This hub is the focus of this article series, receiving radio signals from the wireless door/window sensor. It manages the event logic and communicates with the rest of the system via WiFi, through your router.

If you missed the previous article about the motorized skylight rain sensor components, please consider reviewing that article first.

You can install as many of these hubs as you like (each with its own IP address), up to the limit of your router's capability (usually around 255). If you want more, you can just install another router.

Each TR-RFISMW-AC transceiver hub can manage up to 16 different IFTTT events, with 6 conditions and 8 actions for each event. In this example, we are monitoring 2 event conditions (rain start, rain stop), with one action for each event (keeping in mind that we are re-purposing the door/window sensor):

  • Rain starts => close skylight immediately (normal detection is door closed)
  • Rain stops => system beeps and pushes message alert to phones (door open)

Adding the Door/Window Sensor (re-purposed as input) to the System

door and window position sensor makes a good rain sensor transmitter When you first press the icon for the alarm controller hub (it won't be called that until you rename it), you'll see the screen at the far left, below. This is the main status reporting screen for the security alarm system.

There won't be any item listed (i.e. Rain Sensor 1) because you first have to add the re-purposed door/window sensor to the system and rename it. If you press the gear icon in the top right of the status reporting screen you will get a drop-down menu with 3 choices:

  • Interaction
  • Add sensor
  • General settings

Press the Add sensor menu item and you'll get the second screen below. You'll see that your camera has been activated, with a small viewport showing on the screen.

You can complete this very simple process, simply by holding the QR label on the bottom of the door/window sensor up to your camera lens, so that you can see it in the viewport. As soon as you do this the system will automatically detect the sensor type and install it for you.

There is no need to enter anything or press anything, it will take you right back to the main status reporting screen, but now the sensor will be listed (see right hand picture below), and you can rename it in the General Settings area.

It really doesn't get any easier than that!

event manager sends skylight motor close command when rain starts  very simple inclusion process, just hold sensor label up to camera  event manager sends skylight motor close command when rain starts

Re-purposing the DW-RFISM-3VB Wireless Door/window Open Detection Transmitter as an Input Device

door and window position sensor makes a good rain sensor transmitterPlease keep in mind that we are re-purposing the door/window opening sensor as an input device for the rain sensor.

If you missed the previous article about the re-purposing the door/window sensor as an input, please consider reviewing that article now.

At this point the output of the rain sensor should be soldered to the reed relay terminals inside the main body of the door-window sensor. When the rain sensor detects water droplets, it will close the circuit, emulating the reed relay behavior, which will trigger a 'window closed' radio signal to be transmitted to the transceiver hub. You can also still use the magnet to trigger the system as a test.
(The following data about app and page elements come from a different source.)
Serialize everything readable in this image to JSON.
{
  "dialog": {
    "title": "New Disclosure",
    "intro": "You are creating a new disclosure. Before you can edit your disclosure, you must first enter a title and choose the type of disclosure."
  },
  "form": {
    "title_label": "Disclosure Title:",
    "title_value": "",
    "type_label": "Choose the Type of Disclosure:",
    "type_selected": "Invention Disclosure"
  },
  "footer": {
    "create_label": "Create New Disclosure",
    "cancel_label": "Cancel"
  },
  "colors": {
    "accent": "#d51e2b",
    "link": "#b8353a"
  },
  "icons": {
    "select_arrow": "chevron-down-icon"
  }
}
Where To Go From Here

If you didn't see the previous article series about using our HA-RFIRW-5V controller hub for home theater, you may be interested to review that series as this IFTTT rain sensor is an add-on to that system.
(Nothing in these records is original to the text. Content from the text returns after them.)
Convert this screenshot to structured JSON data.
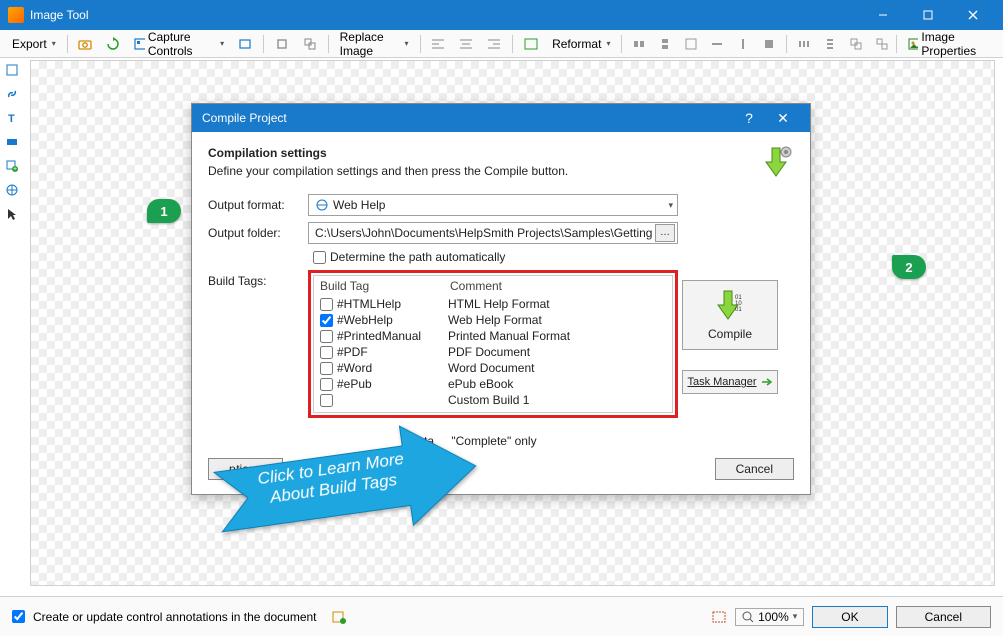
{
  "window": {
    "title": "Image Tool"
  },
  "toolbar": {
    "export": "Export",
    "capture_controls": "Capture Controls",
    "replace_image": "Replace Image",
    "reformat": "Reformat",
    "image_properties": "Image Properties"
  },
  "dialog": {
    "title": "Compile Project",
    "header_title": "Compilation settings",
    "header_sub": "Define your compilation settings and then press the Compile button.",
    "output_format_label": "Output format:",
    "output_format_value": "Web Help",
    "output_folder_label": "Output folder:",
    "output_folder_value": "C:\\Users\\John\\Documents\\HelpSmith Projects\\Samples\\Getting Started\\Gett",
    "auto_path_label": "Determine the path automatically",
    "build_tags_label": "Build Tags:",
    "col_tag": "Build Tag",
    "col_comment": "Comment",
    "tags": [
      {
        "name": "#HTMLHelp",
        "comment": "HTML Help Format",
        "checked": false
      },
      {
        "name": "#WebHelp",
        "comment": "Web Help Format",
        "checked": true
      },
      {
        "name": "#PrintedManual",
        "comment": "Printed Manual Format",
        "checked": false
      },
      {
        "name": "#PDF",
        "comment": "PDF Document",
        "checked": false
      },
      {
        "name": "#Word",
        "comment": "Word Document",
        "checked": false
      },
      {
        "name": "#ePub",
        "comment": "ePub eBook",
        "checked": false
      },
      {
        "name": "",
        "comment": "Custom Build 1",
        "checked": false
      }
    ],
    "complete_only": "\"Complete\" only",
    "complete_prefix": "sta",
    "options_btn": "Options...",
    "cancel_btn": "Cancel",
    "compile_btn": "Compile",
    "task_manager": "Task Manager"
  },
  "callout": {
    "line1": "Click to Learn More",
    "line2": "About Build Tags"
  },
  "badges": {
    "b1": "1",
    "b2": "2"
  },
  "footer": {
    "checkbox_label": "Create or update control annotations in the document",
    "zoom": "100%",
    "ok": "OK",
    "cancel": "Cancel"
  }
}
You can also see more info about our motorized skylight/window actuators here.

The next article discusses the software setup and IFTTT (if-this-then-that) configuration, using the rain detectors for our skylight openers as an example.

If you are interested, you can purchase these products in our DIY online store.
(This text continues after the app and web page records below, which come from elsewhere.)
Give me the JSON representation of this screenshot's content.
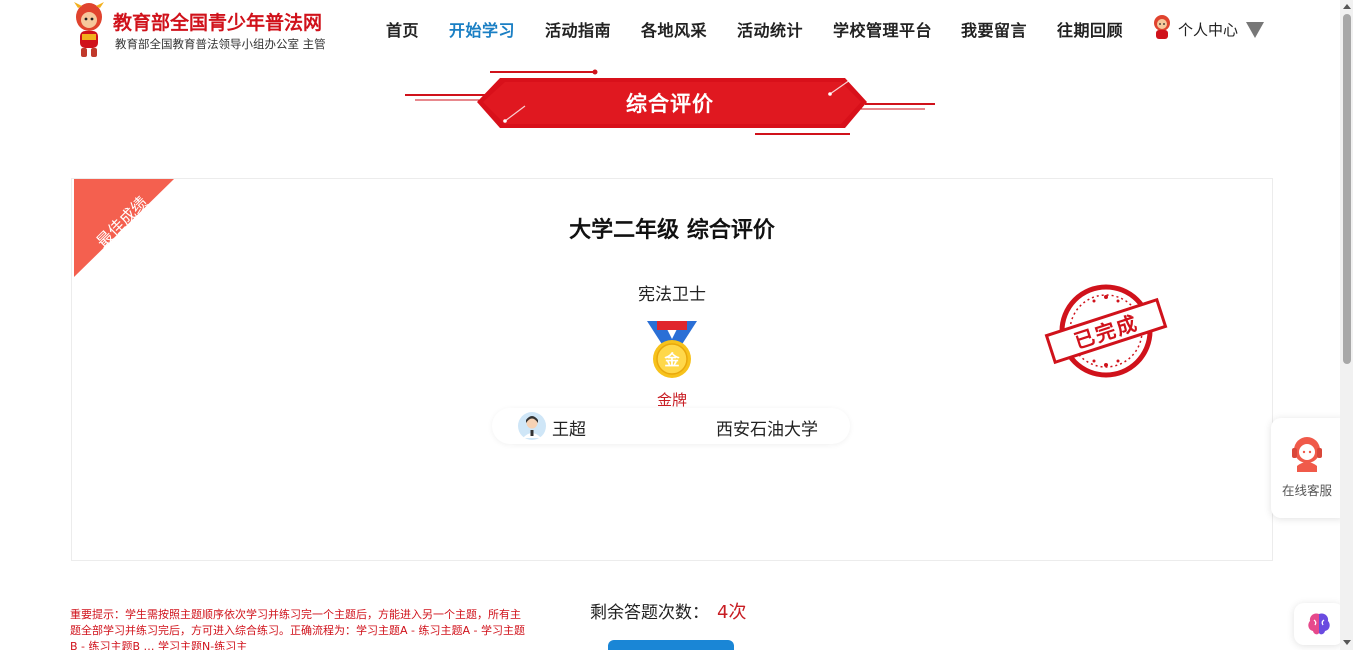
{
  "header": {
    "site_title": "教育部全国青少年普法网",
    "site_subtitle": "教育部全国教育普法领导小组办公室 主管",
    "nav": [
      {
        "label": "首页"
      },
      {
        "label": "开始学习"
      },
      {
        "label": "活动指南"
      },
      {
        "label": "各地风采"
      },
      {
        "label": "活动统计"
      },
      {
        "label": "学校管理平台"
      },
      {
        "label": "我要留言"
      },
      {
        "label": "往期回顾"
      }
    ],
    "active_nav": "开始学习",
    "user_center": "个人中心"
  },
  "banner": {
    "title": "综合评价"
  },
  "result": {
    "ribbon": "最佳成绩",
    "title": "大学二年级 综合评价",
    "honor_title": "宪法卫士",
    "medal_char": "金",
    "medal_label": "金牌",
    "student_name": "王超",
    "school": "西安石油大学",
    "stamp_text": "已完成"
  },
  "side": {
    "service_label": "在线客服"
  },
  "notice": {
    "text": "重要提示：学生需按照主题顺序依次学习并练习完一个主题后，方能进入另一个主题，所有主题全部学习并练习完后，方可进入综合练习。正确流程为：学习主题A - 练习主题A - 学习主题B - 练习主题B … 学习主题N-练习主"
  },
  "attempts": {
    "label": "剩余答题次数：",
    "value": "4次"
  },
  "colors": {
    "brand_red": "#d0121b",
    "active_blue": "#1a7fc4",
    "button_blue": "#1a86d6"
  }
}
Articles in this Skylight Rain Sensor series:

Part 1-Motorized Skylight Rain Sensor: Introduction

Part 2-Skylight Rain Sensor Hardware Setup (you are here)

Part 3-Skylight Rain Sensor Program Event Handling

Also, see the follow-on series about our other companion devices: